◆ **Data shown**
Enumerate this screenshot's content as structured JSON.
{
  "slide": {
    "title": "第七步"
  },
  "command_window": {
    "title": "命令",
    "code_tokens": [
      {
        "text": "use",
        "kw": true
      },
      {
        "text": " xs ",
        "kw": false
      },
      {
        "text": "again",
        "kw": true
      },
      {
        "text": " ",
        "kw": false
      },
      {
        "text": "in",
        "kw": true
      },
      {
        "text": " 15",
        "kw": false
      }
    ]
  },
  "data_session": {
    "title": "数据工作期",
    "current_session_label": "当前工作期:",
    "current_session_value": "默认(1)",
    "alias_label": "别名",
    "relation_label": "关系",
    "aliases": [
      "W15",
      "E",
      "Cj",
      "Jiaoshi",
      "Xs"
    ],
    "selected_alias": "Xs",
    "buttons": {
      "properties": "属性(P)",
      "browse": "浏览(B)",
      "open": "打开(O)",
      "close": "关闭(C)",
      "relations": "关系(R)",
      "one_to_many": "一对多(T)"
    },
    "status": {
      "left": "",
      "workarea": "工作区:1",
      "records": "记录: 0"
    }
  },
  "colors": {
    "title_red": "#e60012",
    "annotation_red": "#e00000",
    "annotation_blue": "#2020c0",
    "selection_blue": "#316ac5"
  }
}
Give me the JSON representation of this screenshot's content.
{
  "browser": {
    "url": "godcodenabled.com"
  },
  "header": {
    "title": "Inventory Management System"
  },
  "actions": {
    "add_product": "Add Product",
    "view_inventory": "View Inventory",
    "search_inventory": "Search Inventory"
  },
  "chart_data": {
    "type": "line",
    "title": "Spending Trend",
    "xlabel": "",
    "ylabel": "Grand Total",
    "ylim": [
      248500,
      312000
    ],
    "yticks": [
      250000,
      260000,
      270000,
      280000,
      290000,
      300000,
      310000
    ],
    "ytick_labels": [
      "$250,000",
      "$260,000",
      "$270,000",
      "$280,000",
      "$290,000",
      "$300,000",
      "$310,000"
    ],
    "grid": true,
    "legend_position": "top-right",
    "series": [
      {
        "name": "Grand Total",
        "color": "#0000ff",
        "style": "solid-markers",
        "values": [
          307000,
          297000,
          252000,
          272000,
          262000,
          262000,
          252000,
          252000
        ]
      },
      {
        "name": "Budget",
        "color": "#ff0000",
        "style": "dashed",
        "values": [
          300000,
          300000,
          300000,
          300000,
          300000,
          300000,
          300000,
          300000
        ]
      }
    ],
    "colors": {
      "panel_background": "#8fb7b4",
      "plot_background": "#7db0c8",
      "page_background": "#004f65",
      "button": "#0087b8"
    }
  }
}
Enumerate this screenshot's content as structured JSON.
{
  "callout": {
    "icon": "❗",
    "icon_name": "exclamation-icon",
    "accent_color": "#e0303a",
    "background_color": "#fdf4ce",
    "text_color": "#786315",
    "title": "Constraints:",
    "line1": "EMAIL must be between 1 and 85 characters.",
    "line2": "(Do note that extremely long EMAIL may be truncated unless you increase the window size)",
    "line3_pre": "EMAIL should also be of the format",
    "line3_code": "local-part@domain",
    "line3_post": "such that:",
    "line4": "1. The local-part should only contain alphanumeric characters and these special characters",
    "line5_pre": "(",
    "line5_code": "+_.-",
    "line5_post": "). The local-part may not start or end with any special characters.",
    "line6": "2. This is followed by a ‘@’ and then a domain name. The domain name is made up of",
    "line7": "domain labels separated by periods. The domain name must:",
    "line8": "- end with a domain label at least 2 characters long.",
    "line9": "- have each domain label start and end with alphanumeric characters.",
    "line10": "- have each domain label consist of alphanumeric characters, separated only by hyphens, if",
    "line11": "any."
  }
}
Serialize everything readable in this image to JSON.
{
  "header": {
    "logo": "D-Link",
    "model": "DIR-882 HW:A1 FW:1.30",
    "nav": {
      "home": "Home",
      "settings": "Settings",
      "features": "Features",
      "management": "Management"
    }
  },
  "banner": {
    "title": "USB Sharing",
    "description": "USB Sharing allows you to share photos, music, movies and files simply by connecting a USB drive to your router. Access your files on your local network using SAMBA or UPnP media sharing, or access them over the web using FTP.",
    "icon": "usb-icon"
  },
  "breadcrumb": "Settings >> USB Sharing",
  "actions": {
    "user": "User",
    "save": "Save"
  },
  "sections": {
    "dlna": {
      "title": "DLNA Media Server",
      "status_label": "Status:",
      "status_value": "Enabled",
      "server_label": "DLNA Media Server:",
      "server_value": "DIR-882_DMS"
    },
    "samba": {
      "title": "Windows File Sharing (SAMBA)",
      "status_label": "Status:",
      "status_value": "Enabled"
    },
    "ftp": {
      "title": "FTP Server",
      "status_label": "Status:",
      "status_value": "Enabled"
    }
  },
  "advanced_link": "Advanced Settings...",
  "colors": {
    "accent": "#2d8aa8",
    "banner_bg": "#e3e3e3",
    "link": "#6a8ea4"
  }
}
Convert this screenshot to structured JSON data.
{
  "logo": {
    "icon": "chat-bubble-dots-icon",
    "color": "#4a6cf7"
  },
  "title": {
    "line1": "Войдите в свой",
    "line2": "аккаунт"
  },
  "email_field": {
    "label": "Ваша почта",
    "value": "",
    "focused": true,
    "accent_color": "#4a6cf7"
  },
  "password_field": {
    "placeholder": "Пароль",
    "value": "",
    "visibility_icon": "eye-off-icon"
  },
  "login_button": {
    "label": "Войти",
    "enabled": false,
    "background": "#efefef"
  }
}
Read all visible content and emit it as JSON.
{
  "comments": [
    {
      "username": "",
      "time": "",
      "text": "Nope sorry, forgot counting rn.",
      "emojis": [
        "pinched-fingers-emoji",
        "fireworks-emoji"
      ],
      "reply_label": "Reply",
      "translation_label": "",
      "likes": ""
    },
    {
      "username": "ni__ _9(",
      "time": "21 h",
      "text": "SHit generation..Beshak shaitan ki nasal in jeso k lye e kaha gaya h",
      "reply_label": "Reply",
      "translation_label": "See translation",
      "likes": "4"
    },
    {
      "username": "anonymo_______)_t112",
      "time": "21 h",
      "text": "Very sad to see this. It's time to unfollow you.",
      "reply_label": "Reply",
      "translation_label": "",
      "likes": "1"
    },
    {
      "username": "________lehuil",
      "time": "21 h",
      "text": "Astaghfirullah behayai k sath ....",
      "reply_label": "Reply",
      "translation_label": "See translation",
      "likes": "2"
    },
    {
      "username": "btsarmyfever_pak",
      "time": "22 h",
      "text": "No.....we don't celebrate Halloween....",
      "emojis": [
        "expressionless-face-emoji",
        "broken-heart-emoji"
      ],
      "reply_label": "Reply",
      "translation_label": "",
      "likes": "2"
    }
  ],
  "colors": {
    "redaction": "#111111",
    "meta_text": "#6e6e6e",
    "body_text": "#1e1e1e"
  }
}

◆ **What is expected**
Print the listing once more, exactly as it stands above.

◆ **Your solution**
Enumerate this screenshot's content as structured JSON.
{
  "slide": {
    "title": "第七步"
  },
  "command_window": {
    "title": "命令",
    "code_tokens": [
      {
        "text": "use",
        "kw": true
      },
      {
        "text": " xs ",
        "kw": false
      },
      {
        "text": "again",
        "kw": true
      },
      {
        "text": " ",
        "kw": false
      },
      {
        "text": "in",
        "kw": true
      },
      {
        "text": " 15",
        "kw": false
      }
    ]
  },
  "data_session": {
    "title": "数据工作期",
    "current_session_label": "当前工作期:",
    "current_session_value": "默认(1)",
    "alias_label": "别名",
    "relation_label": "关系",
    "aliases": [
      "W15",
      "E",
      "Cj",
      "Jiaoshi",
      "Xs"
    ],
    "selected_alias": "Xs",
    "buttons": {
      "properties": "属性(P)",
      "browse": "浏览(B)",
      "open": "打开(O)",
      "close": "关闭(C)",
      "relations": "关系(R)",
      "one_to_many": "一对多(T)"
    },
    "status": {
      "left": "",
      "workarea": "工作区:1",
      "records": "记录: 0"
    }
  },
  "colors": {
    "title_red": "#e60012",
    "annotation_red": "#e00000",
    "annotation_blue": "#2020c0",
    "selection_blue": "#316ac5"
  }
}
Give me the JSON representation of this screenshot's content.
{
  "browser": {
    "url": "godcodenabled.com"
  },
  "header": {
    "title": "Inventory Management System"
  },
  "actions": {
    "add_product": "Add Product",
    "view_inventory": "View Inventory",
    "search_inventory": "Search Inventory"
  },
  "chart_data": {
    "type": "line",
    "title": "Spending Trend",
    "xlabel": "",
    "ylabel": "Grand Total",
    "ylim": [
      248500,
      312000
    ],
    "yticks": [
      250000,
      260000,
      270000,
      280000,
      290000,
      300000,
      310000
    ],
    "ytick_labels": [
      "$250,000",
      "$260,000",
      "$270,000",
      "$280,000",
      "$290,000",
      "$300,000",
      "$310,000"
    ],
    "grid": true,
    "legend_position": "top-right",
    "series": [
      {
        "name": "Grand Total",
        "color": "#0000ff",
        "style": "solid-markers",
        "values": [
          307000,
          297000,
          252000,
          272000,
          262000,
          262000,
          252000,
          252000
        ]
      },
      {
        "name": "Budget",
        "color": "#ff0000",
        "style": "dashed",
        "values": [
          300000,
          300000,
          300000,
          300000,
          300000,
          300000,
          300000,
          300000
        ]
      }
    ],
    "colors": {
      "panel_background": "#8fb7b4",
      "plot_background": "#7db0c8",
      "page_background": "#004f65",
      "button": "#0087b8"
    }
  }
}
Enumerate this screenshot's content as structured JSON.
{
  "callout": {
    "icon": "❗",
    "icon_name": "exclamation-icon",
    "accent_color": "#e0303a",
    "background_color": "#fdf4ce",
    "text_color": "#786315",
    "title": "Constraints:",
    "line1": "EMAIL must be between 1 and 85 characters.",
    "line2": "(Do note that extremely long EMAIL may be truncated unless you increase the window size)",
    "line3_pre": "EMAIL should also be of the format",
    "line3_code": "local-part@domain",
    "line3_post": "such that:",
    "line4": "1. The local-part should only contain alphanumeric characters and these special characters",
    "line5_pre": "(",
    "line5_code": "+_.-",
    "line5_post": "). The local-part may not start or end with any special characters.",
    "line6": "2. This is followed by a ‘@’ and then a domain name. The domain name is made up of",
    "line7": "domain labels separated by periods. The domain name must:",
    "line8": "- end with a domain label at least 2 characters long.",
    "line9": "- have each domain label start and end with alphanumeric characters.",
    "line10": "- have each domain label consist of alphanumeric characters, separated only by hyphens, if",
    "line11": "any."
  }
}
Serialize everything readable in this image to JSON.
{
  "header": {
    "logo": "D-Link",
    "model": "DIR-882 HW:A1 FW:1.30",
    "nav": {
      "home": "Home",
      "settings": "Settings",
      "features": "Features",
      "management": "Management"
    }
  },
  "banner": {
    "title": "USB Sharing",
    "description": "USB Sharing allows you to share photos, music, movies and files simply by connecting a USB drive to your router. Access your files on your local network using SAMBA or UPnP media sharing, or access them over the web using FTP.",
    "icon": "usb-icon"
  },
  "breadcrumb": "Settings >> USB Sharing",
  "actions": {
    "user": "User",
    "save": "Save"
  },
  "sections": {
    "dlna": {
      "title": "DLNA Media Server",
      "status_label": "Status:",
      "status_value": "Enabled",
      "server_label": "DLNA Media Server:",
      "server_value": "DIR-882_DMS"
    },
    "samba": {
      "title": "Windows File Sharing (SAMBA)",
      "status_label": "Status:",
      "status_value": "Enabled"
    },
    "ftp": {
      "title": "FTP Server",
      "status_label": "Status:",
      "status_value": "Enabled"
    }
  },
  "advanced_link": "Advanced Settings...",
  "colors": {
    "accent": "#2d8aa8",
    "banner_bg": "#e3e3e3",
    "link": "#6a8ea4"
  }
}
Convert this screenshot to structured JSON data.
{
  "logo": {
    "icon": "chat-bubble-dots-icon",
    "color": "#4a6cf7"
  },
  "title": {
    "line1": "Войдите в свой",
    "line2": "аккаунт"
  },
  "email_field": {
    "label": "Ваша почта",
    "value": "",
    "focused": true,
    "accent_color": "#4a6cf7"
  },
  "password_field": {
    "placeholder": "Пароль",
    "value": "",
    "visibility_icon": "eye-off-icon"
  },
  "login_button": {
    "label": "Войти",
    "enabled": false,
    "background": "#efefef"
  }
}
Read all visible content and emit it as JSON.
{
  "comments": [
    {
      "username": "",
      "time": "",
      "text": "Nope sorry, forgot counting rn.",
      "emojis": [
        "pinched-fingers-emoji",
        "fireworks-emoji"
      ],
      "reply_label": "Reply",
      "translation_label": "",
      "likes": ""
    },
    {
      "username": "ni__ _9(",
      "time": "21 h",
      "text": "SHit generation..Beshak shaitan ki nasal in jeso k lye e kaha gaya h",
      "reply_label": "Reply",
      "translation_label": "See translation",
      "likes": "4"
    },
    {
      "username": "anonymo_______)_t112",
      "time": "21 h",
      "text": "Very sad to see this. It's time to unfollow you.",
      "reply_label": "Reply",
      "translation_label": "",
      "likes": "1"
    },
    {
      "username": "________lehuil",
      "time": "21 h",
      "text": "Astaghfirullah behayai k sath ....",
      "reply_label": "Reply",
      "translation_label": "See translation",
      "likes": "2"
    },
    {
      "username": "btsarmyfever_pak",
      "time": "22 h",
      "text": "No.....we don't celebrate Halloween....",
      "emojis": [
        "expressionless-face-emoji",
        "broken-heart-emoji"
      ],
      "reply_label": "Reply",
      "translation_label": "",
      "likes": "2"
    }
  ],
  "colors": {
    "redaction": "#111111",
    "meta_text": "#6e6e6e",
    "body_text": "#1e1e1e"
  }
}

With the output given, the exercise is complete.